* Your objective
In your copy, drop the images and return each record exactly as it stands.

* Available data
----------------------------------------
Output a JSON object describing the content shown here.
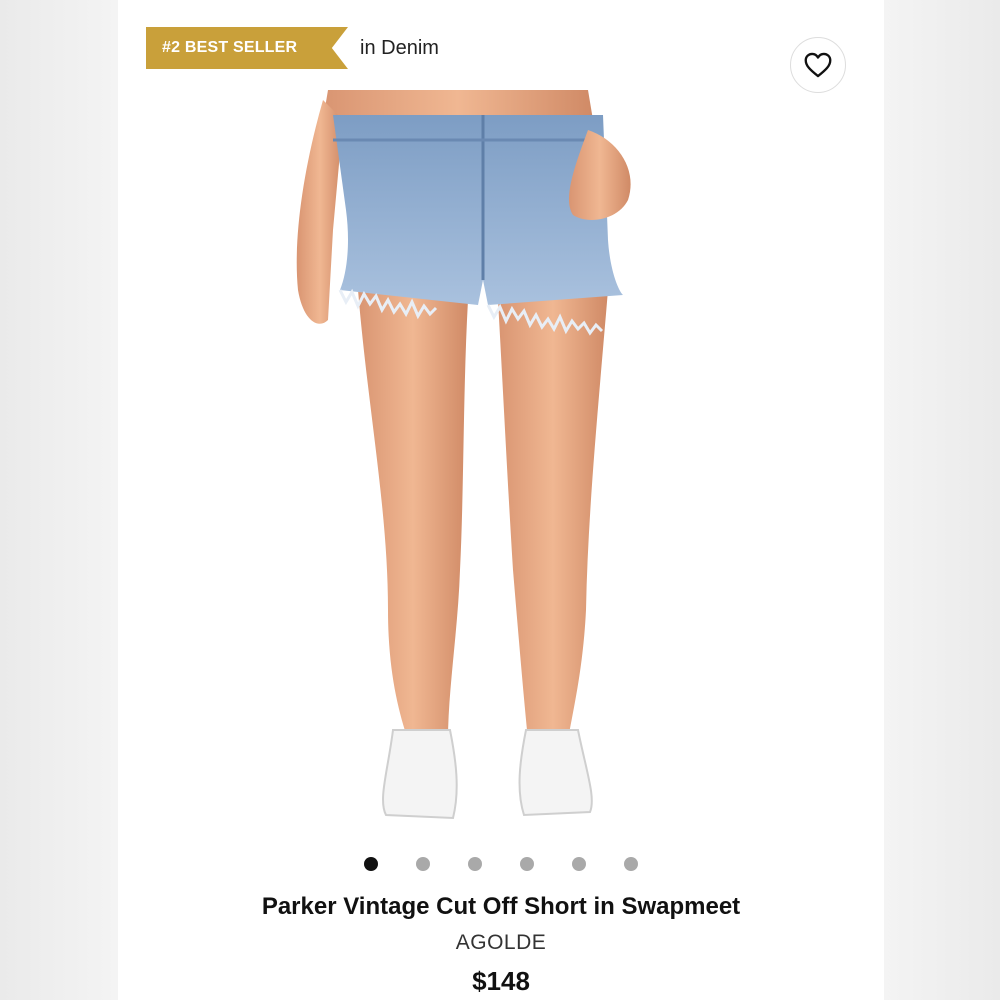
{
  "badge": {
    "label": "#2 BEST SELLER",
    "category": "in Denim",
    "color": "#c9a03a"
  },
  "favorite": {
    "icon": "heart-icon"
  },
  "product": {
    "title": "Parker Vintage Cut Off Short in Swapmeet",
    "brand": "AGOLDE",
    "price": "$148",
    "image": "denim-cutoff-shorts-model-photo"
  },
  "carousel": {
    "total": 6,
    "active_index": 0
  }
}
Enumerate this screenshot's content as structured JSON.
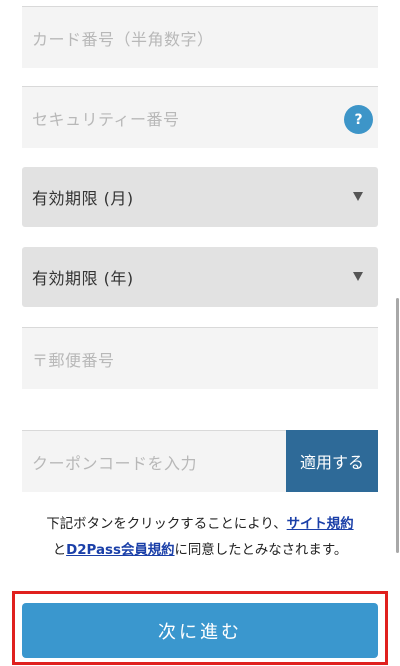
{
  "form": {
    "card_number_placeholder": "カード番号（半角数字）",
    "security_code_placeholder": "セキュリティー番号",
    "help_icon_label": "?",
    "expiry_month_value": "有効期限 (月)",
    "expiry_year_value": "有効期限 (年)",
    "postal_code_placeholder": "〒郵便番号"
  },
  "coupon": {
    "placeholder": "クーポンコードを入力",
    "apply_label": "適用する"
  },
  "terms": {
    "prefix": "下記ボタンをクリックすることにより、",
    "site_terms_link": "サイト規約",
    "and": "と",
    "d2pass_terms_link": "D2Pass会員規約",
    "suffix": "に同意したとみなされます。"
  },
  "actions": {
    "next_label": "次に進む"
  },
  "colors": {
    "primary_button": "#3a97ce",
    "apply_button": "#2e6a98",
    "highlight_frame": "#e0201e",
    "link": "#1a3fa8"
  }
}
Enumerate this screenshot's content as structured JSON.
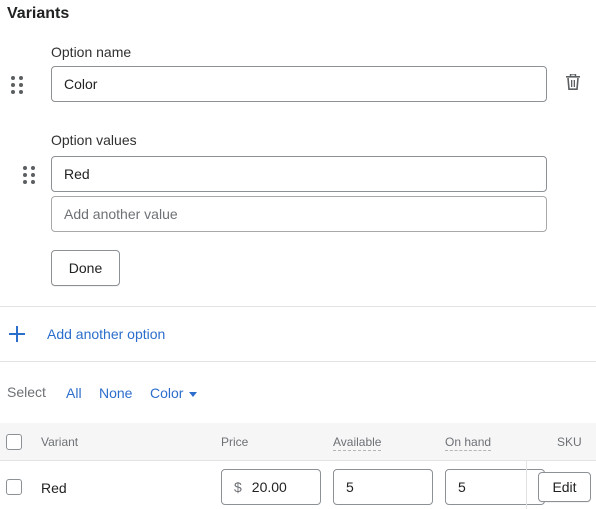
{
  "section": {
    "title": "Variants"
  },
  "option": {
    "name_label": "Option name",
    "name_value": "Color",
    "values_label": "Option values",
    "values": [
      "Red"
    ],
    "add_value_placeholder": "Add another value",
    "done_label": "Done"
  },
  "add_option_label": "Add another option",
  "select_bar": {
    "label": "Select",
    "all": "All",
    "none": "None",
    "color": "Color"
  },
  "table": {
    "headers": {
      "variant": "Variant",
      "price": "Price",
      "available": "Available",
      "on_hand": "On hand",
      "sku": "SKU"
    },
    "rows": [
      {
        "variant": "Red",
        "currency": "$",
        "price": "20.00",
        "available": "5",
        "on_hand": "5",
        "edit": "Edit"
      }
    ]
  },
  "colors": {
    "link": "#2c6ecb",
    "border": "#8c9196",
    "divider": "#e1e3e5"
  }
}
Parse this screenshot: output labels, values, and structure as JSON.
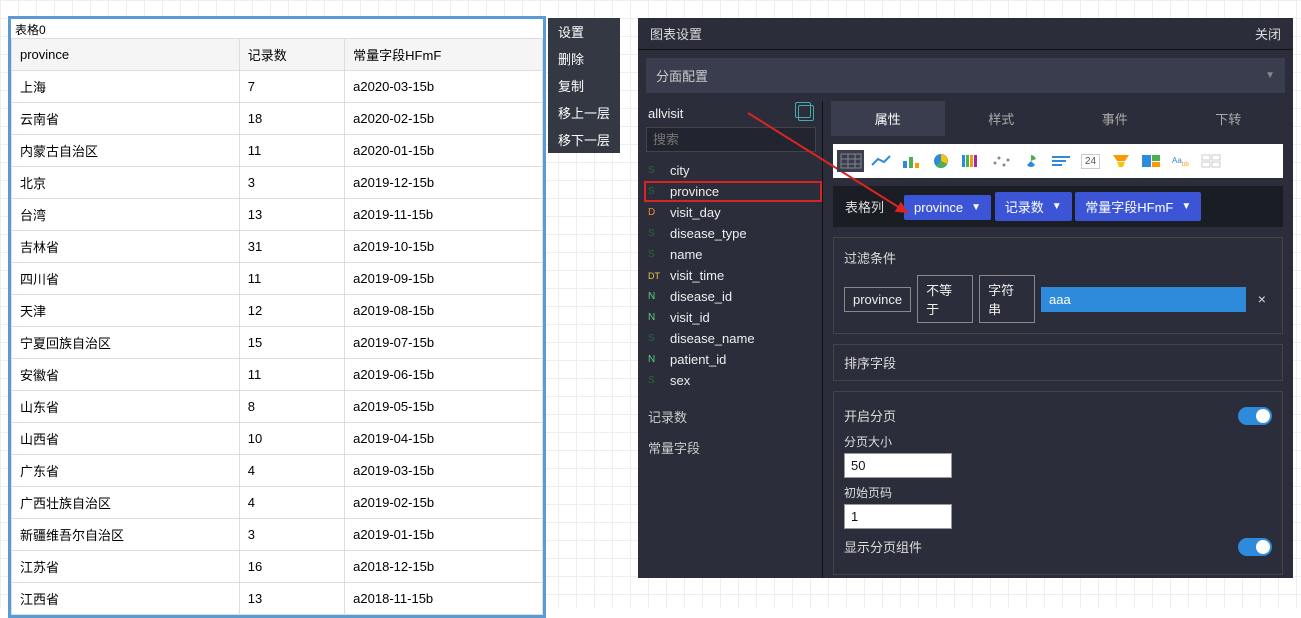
{
  "card": {
    "title": "表格0"
  },
  "table": {
    "headers": [
      "province",
      "记录数",
      "常量字段HFmF"
    ],
    "rows": [
      [
        "上海",
        "7",
        "a2020-03-15b"
      ],
      [
        "云南省",
        "18",
        "a2020-02-15b"
      ],
      [
        "内蒙古自治区",
        "11",
        "a2020-01-15b"
      ],
      [
        "北京",
        "3",
        "a2019-12-15b"
      ],
      [
        "台湾",
        "13",
        "a2019-11-15b"
      ],
      [
        "吉林省",
        "31",
        "a2019-10-15b"
      ],
      [
        "四川省",
        "11",
        "a2019-09-15b"
      ],
      [
        "天津",
        "12",
        "a2019-08-15b"
      ],
      [
        "宁夏回族自治区",
        "15",
        "a2019-07-15b"
      ],
      [
        "安徽省",
        "11",
        "a2019-06-15b"
      ],
      [
        "山东省",
        "8",
        "a2019-05-15b"
      ],
      [
        "山西省",
        "10",
        "a2019-04-15b"
      ],
      [
        "广东省",
        "4",
        "a2019-03-15b"
      ],
      [
        "广西壮族自治区",
        "4",
        "a2019-02-15b"
      ],
      [
        "新疆维吾尔自治区",
        "3",
        "a2019-01-15b"
      ],
      [
        "江苏省",
        "16",
        "a2018-12-15b"
      ],
      [
        "江西省",
        "13",
        "a2018-11-15b"
      ]
    ]
  },
  "ctx": [
    "设置",
    "删除",
    "复制",
    "移上一层",
    "移下一层"
  ],
  "panel": {
    "title": "图表设置",
    "close": "关闭",
    "section": "分面配置"
  },
  "fields": {
    "dsname": "allvisit",
    "search_ph": "搜索",
    "list": [
      {
        "t": "S",
        "n": "city"
      },
      {
        "t": "S",
        "n": "province",
        "hl": true
      },
      {
        "t": "D",
        "n": "visit_day"
      },
      {
        "t": "S",
        "n": "disease_type"
      },
      {
        "t": "S",
        "n": "name"
      },
      {
        "t": "DT",
        "n": "visit_time"
      },
      {
        "t": "N",
        "n": "disease_id"
      },
      {
        "t": "N",
        "n": "visit_id"
      },
      {
        "t": "S",
        "n": "disease_name"
      },
      {
        "t": "N",
        "n": "patient_id"
      },
      {
        "t": "S",
        "n": "sex"
      }
    ],
    "groups": [
      "记录数",
      "常量字段"
    ]
  },
  "annot_num": "5",
  "tabs": [
    "属性",
    "样式",
    "事件",
    "下转"
  ],
  "tabs_active": 0,
  "charttypes": [
    "table",
    "line",
    "bar",
    "pie",
    "colbar",
    "scatter",
    "rose",
    "list",
    "num24",
    "funnel",
    "tree",
    "word",
    "grid"
  ],
  "num_thumb": "24",
  "colbar": {
    "label": "表格列",
    "pills": [
      "province",
      "记录数",
      "常量字段HFmF"
    ]
  },
  "filter": {
    "title": "过滤条件",
    "field": "province",
    "op": "不等于",
    "type": "字符串",
    "value": "aaa",
    "x": "×"
  },
  "sort": {
    "title": "排序字段"
  },
  "paging": {
    "enable_label": "开启分页",
    "size_label": "分页大小",
    "size_value": "50",
    "init_label": "初始页码",
    "init_value": "1",
    "show_label": "显示分页组件"
  }
}
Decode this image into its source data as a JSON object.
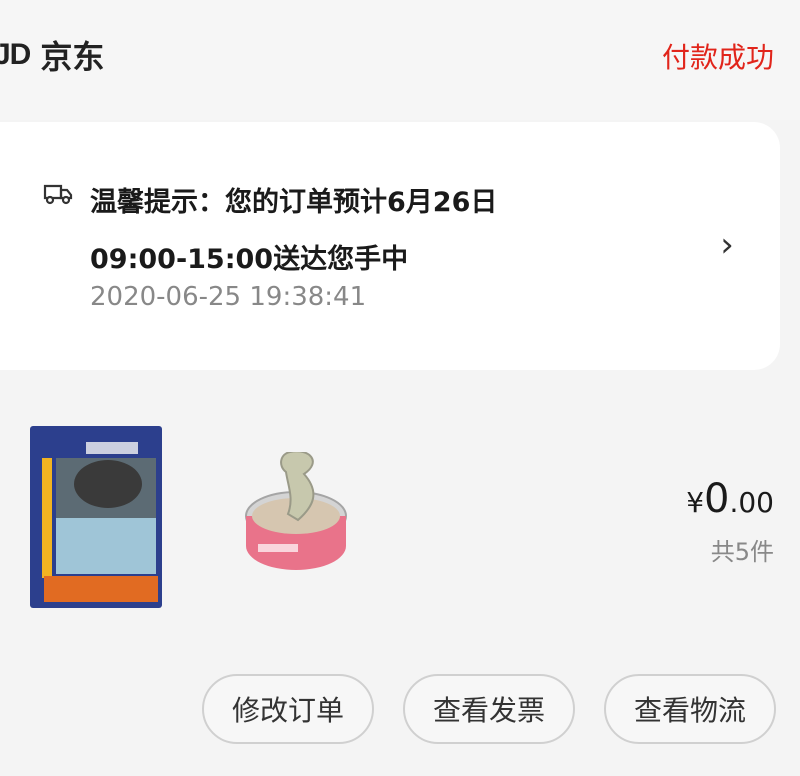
{
  "header": {
    "logo_text": "JD",
    "store_name": "京东",
    "status": "付款成功"
  },
  "notice": {
    "icon": "delivery-truck-icon",
    "line1": "温馨提示：您的订单预计6月26日",
    "line2": "09:00-15:00送达您手中",
    "timestamp": "2020-06-25 19:38:41",
    "arrow": "›"
  },
  "order": {
    "products": [
      {
        "name": "product-cat-food-pouch",
        "icon": "cat-food-pouch"
      },
      {
        "name": "product-cat-food-can",
        "icon": "cat-food-can"
      }
    ],
    "price_symbol": "¥",
    "price_integer": "0",
    "price_decimal": ".00",
    "count": "共5件"
  },
  "actions": {
    "modify": "修改订单",
    "invoice": "查看发票",
    "logistics": "查看物流"
  },
  "colors": {
    "accent": "#e1251b"
  }
}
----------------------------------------
* Answer to this task
Output a JSON object describing the content shown here.
{
  "badge": {
    "label": "#2 BEST SELLER",
    "category": "in Denim",
    "color": "#c9a03a"
  },
  "favorite": {
    "icon": "heart-icon"
  },
  "product": {
    "title": "Parker Vintage Cut Off Short in Swapmeet",
    "brand": "AGOLDE",
    "price": "$148",
    "image": "denim-cutoff-shorts-model-photo"
  },
  "carousel": {
    "total": 6,
    "active_index": 0
  }
}
Enumerate this screenshot's content as structured JSON.
{
  "form": {
    "card_number_placeholder": "カード番号（半角数字）",
    "security_code_placeholder": "セキュリティー番号",
    "help_icon_label": "?",
    "expiry_month_value": "有効期限 (月)",
    "expiry_year_value": "有効期限 (年)",
    "postal_code_placeholder": "〒郵便番号"
  },
  "coupon": {
    "placeholder": "クーポンコードを入力",
    "apply_label": "適用する"
  },
  "terms": {
    "prefix": "下記ボタンをクリックすることにより、",
    "site_terms_link": "サイト規約",
    "and": "と",
    "d2pass_terms_link": "D2Pass会員規約",
    "suffix": "に同意したとみなされます。"
  },
  "actions": {
    "next_label": "次に進む"
  },
  "colors": {
    "primary_button": "#3a97ce",
    "apply_button": "#2e6a98",
    "highlight_frame": "#e0201e",
    "link": "#1a3fa8"
  }
}
Enumerate this screenshot's content as structured JSON.
{
  "section": {
    "title": "Variants"
  },
  "option": {
    "name_label": "Option name",
    "name_value": "Color",
    "values_label": "Option values",
    "values": [
      "Red"
    ],
    "add_value_placeholder": "Add another value",
    "done_label": "Done"
  },
  "add_option_label": "Add another option",
  "select_bar": {
    "label": "Select",
    "all": "All",
    "none": "None",
    "color": "Color"
  },
  "table": {
    "headers": {
      "variant": "Variant",
      "price": "Price",
      "available": "Available",
      "on_hand": "On hand",
      "sku": "SKU"
    },
    "rows": [
      {
        "variant": "Red",
        "currency": "$",
        "price": "20.00",
        "available": "5",
        "on_hand": "5",
        "edit": "Edit"
      }
    ]
  },
  "colors": {
    "link": "#2c6ecb",
    "border": "#8c9196",
    "divider": "#e1e3e5"
  }
}
Parse this screenshot: output labels, values, and structure as JSON.
{
  "card": {
    "title": "表格0"
  },
  "table": {
    "headers": [
      "province",
      "记录数",
      "常量字段HFmF"
    ],
    "rows": [
      [
        "上海",
        "7",
        "a2020-03-15b"
      ],
      [
        "云南省",
        "18",
        "a2020-02-15b"
      ],
      [
        "内蒙古自治区",
        "11",
        "a2020-01-15b"
      ],
      [
        "北京",
        "3",
        "a2019-12-15b"
      ],
      [
        "台湾",
        "13",
        "a2019-11-15b"
      ],
      [
        "吉林省",
        "31",
        "a2019-10-15b"
      ],
      [
        "四川省",
        "11",
        "a2019-09-15b"
      ],
      [
        "天津",
        "12",
        "a2019-08-15b"
      ],
      [
        "宁夏回族自治区",
        "15",
        "a2019-07-15b"
      ],
      [
        "安徽省",
        "11",
        "a2019-06-15b"
      ],
      [
        "山东省",
        "8",
        "a2019-05-15b"
      ],
      [
        "山西省",
        "10",
        "a2019-04-15b"
      ],
      [
        "广东省",
        "4",
        "a2019-03-15b"
      ],
      [
        "广西壮族自治区",
        "4",
        "a2019-02-15b"
      ],
      [
        "新疆维吾尔自治区",
        "3",
        "a2019-01-15b"
      ],
      [
        "江苏省",
        "16",
        "a2018-12-15b"
      ],
      [
        "江西省",
        "13",
        "a2018-11-15b"
      ]
    ]
  },
  "ctx": [
    "设置",
    "删除",
    "复制",
    "移上一层",
    "移下一层"
  ],
  "panel": {
    "title": "图表设置",
    "close": "关闭",
    "section": "分面配置"
  },
  "fields": {
    "dsname": "allvisit",
    "search_ph": "搜索",
    "list": [
      {
        "t": "S",
        "n": "city"
      },
      {
        "t": "S",
        "n": "province",
        "hl": true
      },
      {
        "t": "D",
        "n": "visit_day"
      },
      {
        "t": "S",
        "n": "disease_type"
      },
      {
        "t": "S",
        "n": "name"
      },
      {
        "t": "DT",
        "n": "visit_time"
      },
      {
        "t": "N",
        "n": "disease_id"
      },
      {
        "t": "N",
        "n": "visit_id"
      },
      {
        "t": "S",
        "n": "disease_name"
      },
      {
        "t": "N",
        "n": "patient_id"
      },
      {
        "t": "S",
        "n": "sex"
      }
    ],
    "groups": [
      "记录数",
      "常量字段"
    ]
  },
  "annot_num": "5",
  "tabs": [
    "属性",
    "样式",
    "事件",
    "下转"
  ],
  "tabs_active": 0,
  "charttypes": [
    "table",
    "line",
    "bar",
    "pie",
    "colbar",
    "scatter",
    "rose",
    "list",
    "num24",
    "funnel",
    "tree",
    "word",
    "grid"
  ],
  "num_thumb": "24",
  "colbar": {
    "label": "表格列",
    "pills": [
      "province",
      "记录数",
      "常量字段HFmF"
    ]
  },
  "filter": {
    "title": "过滤条件",
    "field": "province",
    "op": "不等于",
    "type": "字符串",
    "value": "aaa",
    "x": "×"
  },
  "sort": {
    "title": "排序字段"
  },
  "paging": {
    "enable_label": "开启分页",
    "size_label": "分页大小",
    "size_value": "50",
    "init_label": "初始页码",
    "init_value": "1",
    "show_label": "显示分页组件"
  }
}
Decode this image into its source data as a JSON object.
{
  "header": {
    "logo_text": "JD",
    "store_name": "京东",
    "status": "付款成功"
  },
  "notice": {
    "icon": "delivery-truck-icon",
    "line1": "温馨提示：您的订单预计6月26日",
    "line2": "09:00-15:00送达您手中",
    "timestamp": "2020-06-25 19:38:41",
    "arrow": "›"
  },
  "order": {
    "products": [
      {
        "name": "product-cat-food-pouch",
        "icon": "cat-food-pouch"
      },
      {
        "name": "product-cat-food-can",
        "icon": "cat-food-can"
      }
    ],
    "price_symbol": "¥",
    "price_integer": "0",
    "price_decimal": ".00",
    "count": "共5件"
  },
  "actions": {
    "modify": "修改订单",
    "invoice": "查看发票",
    "logistics": "查看物流"
  },
  "colors": {
    "accent": "#e1251b"
  }
}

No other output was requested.